I wanted to share remarks shared with me by Craig Martin in response to a suggestion made to me by another friend and colleague on FB that one thing we do in Judaic Studies, as an academic discipline, is prepare students for “moral, emotional, spiritual challenges.” Craig is an SU Religion grad now teaching Religious Studies at St. Thomas Aquinas College. Craig is in deep with a group of colleagues who argue that academic Religious Studies is already and always too theological, too steeped in the theological commitments suggested by my friend who wants us to take up these moral, emotional, challenges.
Craig wrote the following, which I cite with his permission:
However, regarding those students interested in preparation for moral, emotional, and spiritual challenges: I hope they go somewhere else than my class.

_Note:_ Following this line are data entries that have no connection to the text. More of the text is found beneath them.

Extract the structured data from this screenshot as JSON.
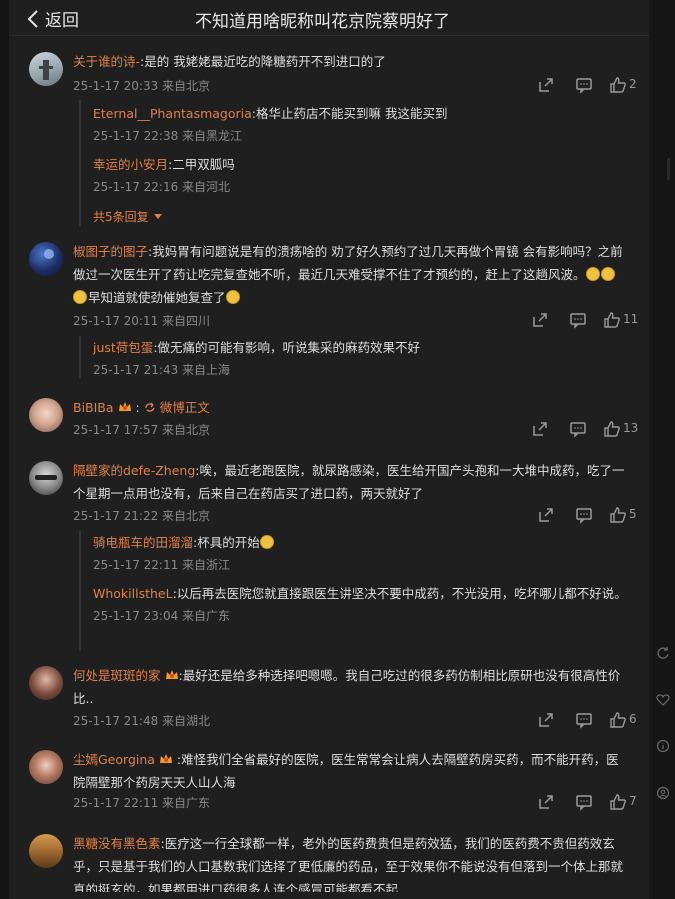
{
  "header": {
    "back_label": "返回",
    "title": "不知道用啥昵称叫花京院蔡明好了"
  },
  "comments": [
    {
      "name": "关于谁的诗-",
      "text": ":是的 我姥姥最近吃的降糖药开不到进口的了",
      "time": "25-1-17 20:33 来自北京",
      "likes": "2",
      "replies": [
        {
          "name": "Eternal__Phantasmagoria",
          "text": ":格华止药店不能买到嘛 我这能买到",
          "time": "25-1-17 22:38 来自黑龙江"
        },
        {
          "name": "幸运的小安月",
          "text": ":二甲双胍吗",
          "time": "25-1-17 22:16 来自河北"
        }
      ],
      "more": "共5条回复"
    },
    {
      "name": "椒图子的图子",
      "text": ":我妈胃有问题说是有的溃疡啥的  劝了好久预约了过几天再做个胃镜  会有影响吗？之前做过一次医生开了药让吃完复查她不听，最近几天难受撑不住了才预约的，赶上了这趟风波。",
      "text_tail": "早知道就使劲催她复查了",
      "time": "25-1-17 20:11 来自四川",
      "likes": "11",
      "replies": [
        {
          "name": "just荷包蛋",
          "text": ":做无痛的可能有影响，听说集采的麻药效果不好",
          "time": "25-1-17 21:43 来自上海"
        }
      ]
    },
    {
      "name": "BiBIBa",
      "text": ":",
      "link": "微博正文",
      "time": "25-1-17 17:57 来自北京",
      "likes": "13"
    },
    {
      "name": "隔壁家的defe-Zheng",
      "text": ":唉，最近老跑医院，就尿路感染，医生给开国产头孢和一大堆中成药，吃了一个星期一点用也没有，后来自己在药店买了进口药，两天就好了",
      "time": "25-1-17 21:22 来自北京",
      "likes": "5",
      "replies": [
        {
          "name": "骑电瓶车的田溜溜",
          "text": ":杯具的开始",
          "time": "25-1-17 22:11 来自浙江"
        },
        {
          "name": "WhokillstheL",
          "text": ":以后再去医院您就直接跟医生讲坚决不要中成药，不光没用，吃坏哪儿都不好说。",
          "time": "25-1-17 23:04 来自广东"
        }
      ]
    },
    {
      "name": "何处是斑斑的家",
      "text": ":最好还是给多种选择吧嗯嗯。我自己吃过的很多药仿制相比原研也没有很高性价比..",
      "time": "25-1-17 21:48 来自湖北",
      "likes": "6"
    },
    {
      "name": "尘嫣Georgina",
      "text": ":难怪我们全省最好的医院，医生常常会让病人去隔壁药房买药，而不能开药，医院隔壁那个药房天天人山人海",
      "time": "25-1-17 22:11 来自广东",
      "likes": "7"
    },
    {
      "name": "黑糖没有黑色素",
      "text": ":医疗这一行全球都一样，老外的医药费贵但是药效猛，我们的医药费不贵但药效玄乎，只是基于我们的人口基数我们选择了更低廉的药品，至于效果你不能说没有但落到一个体上那就真的挺玄的，如果都用进口药很多人连个感冒可能都看不起"
    }
  ],
  "colors": {
    "background": "#1f1f1f",
    "username": "#e0814a",
    "text": "#dedede",
    "meta": "#8a8a8a"
  },
  "icons": [
    "chevron-left-icon",
    "share-icon",
    "comment-icon",
    "thumbs-up-icon",
    "refresh-icon",
    "heart-icon",
    "info-icon",
    "user-icon"
  ]
}
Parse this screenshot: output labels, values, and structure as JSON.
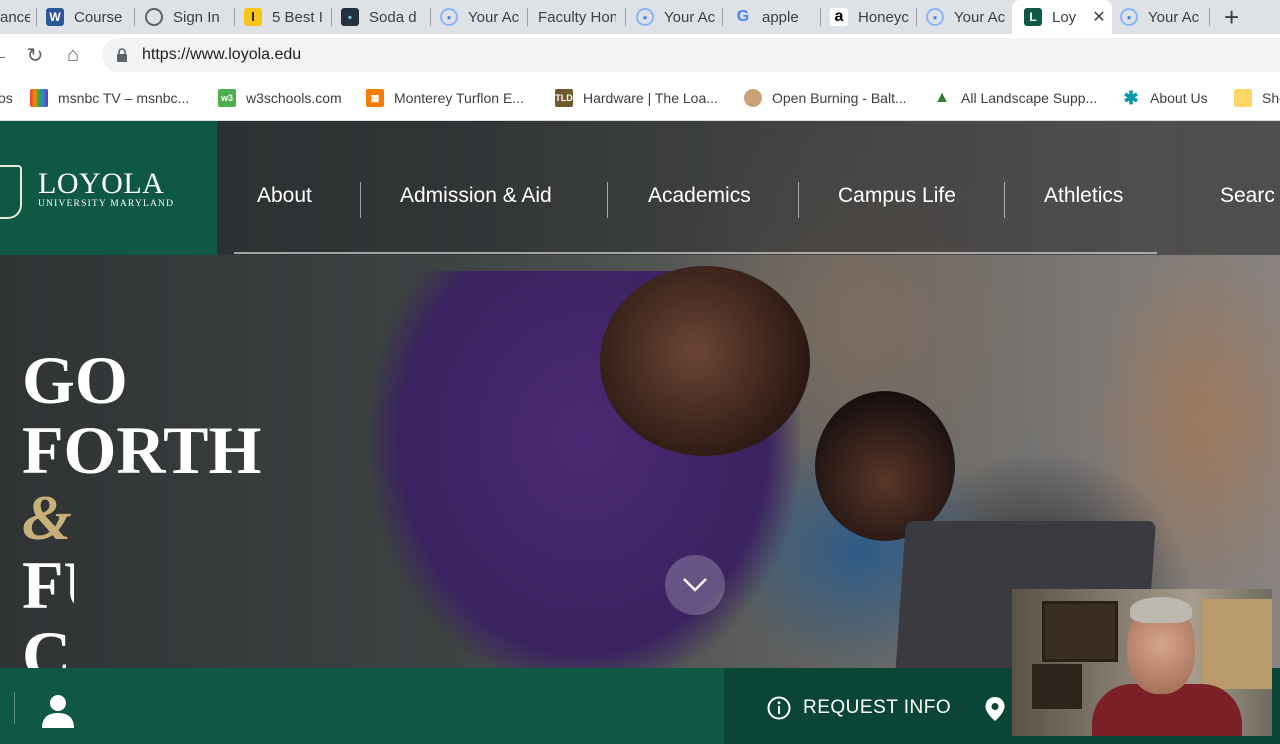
{
  "browser": {
    "tabs": [
      {
        "label": "ance",
        "icon": "page-icon"
      },
      {
        "label": "Course",
        "icon": "word-icon"
      },
      {
        "label": "Sign In",
        "icon": "globe-icon"
      },
      {
        "label": "5 Best I",
        "icon": "l-icon"
      },
      {
        "label": "Soda d",
        "icon": "monster-icon"
      },
      {
        "label": "Your Ac",
        "icon": "circle-icon"
      },
      {
        "label": "Faculty Hon",
        "icon": ""
      },
      {
        "label": "Your Ac",
        "icon": "circle-icon"
      },
      {
        "label": "apple",
        "icon": "google-icon"
      },
      {
        "label": "Honeyc",
        "icon": "amazon-icon"
      },
      {
        "label": "Your Ac",
        "icon": "circle-icon"
      },
      {
        "label": "Loy",
        "icon": "loyola-icon",
        "active": true
      },
      {
        "label": "Your Ac",
        "icon": "circle-icon"
      }
    ],
    "url": "https://www.loyola.edu",
    "bookmarks": [
      {
        "label": "os"
      },
      {
        "label": "msnbc TV – msnbc..."
      },
      {
        "label": "w3schools.com"
      },
      {
        "label": "Monterey Turflon E..."
      },
      {
        "label": "Hardware | The Loa..."
      },
      {
        "label": "Open Burning - Balt..."
      },
      {
        "label": "All Landscape Supp..."
      },
      {
        "label": "About Us"
      },
      {
        "label": "She"
      }
    ]
  },
  "site": {
    "logo": {
      "name": "LOYOLA",
      "subtitle": "UNIVERSITY MARYLAND"
    },
    "nav": [
      "About",
      "Admission & Aid",
      "Academics",
      "Campus Life",
      "Athletics",
      "Searc"
    ],
    "hero": {
      "line1": "GO",
      "line2": "FORTH",
      "amp": "&",
      "line3": "FU",
      "line4": "C"
    },
    "request_info": "REQUEST INFO"
  },
  "colors": {
    "brand_green": "#0f5844",
    "gold": "#c8b07a"
  }
}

The idea that “religious studies” prepares students for those challenges reinforces the idea that religious studies isn’t really academic, that it’s some sort of existentialist counseling service—and I’m not a counselor. As a professor, I am no more interested in existential naval-gazing than my colleagues in history, sociology, or economics—the “meaning of life” falls outside the scope of my expertise.
In addition, by suggesting that religious studies prepares students for thinking about such things, we do a disservice to those in the field—like myself—who want religious studies to be taken more seriously by scholars in other disciplines who already think we’re all theologians. At my college I keep getting told that we could get more religion majors if we teamed up with the campus ministries program. I need less, not more of that sort of thing. But it won’t change if we continue to send the message that religious studies concerns preparing for spiritual challenges.
It is a rare pleasure when I get to agree with Craig, and to say so in public. It doesn’t happen often, but I’m with him on this one. The pitch I want to make for Judaic Studies, as an academic disciple, has to be cool and pragmatic. In fact, I’m not as closed as Craig is to this squishy spiritual stuff, and understand that, yes, it drives a lot of the work done by scholars of religion. But this stuff can get toxic fast, and it needs to be pursued with genuine critical rigor.
I don’t mind crypto theology and other kinds of existential musing creeping into the discipline, as long as they remain crypto. In response to the comment posted here by my colleague Ed Mooney, who does not shy at all away from the existential question in Religious Studies: I find that the best approach to these matters, the kinds of theological and existential questions and claims that matter in and to the texts and writers we read, is the oblique, unstated, and, at most, understated approach; and a critical approach which means standing at a critical remove. Unlike Craig, though, I’m a committed liberal, a firm believer in the power of a box, and the making of artificial, not hard and fast, but fungible lines of separation between one thing and another.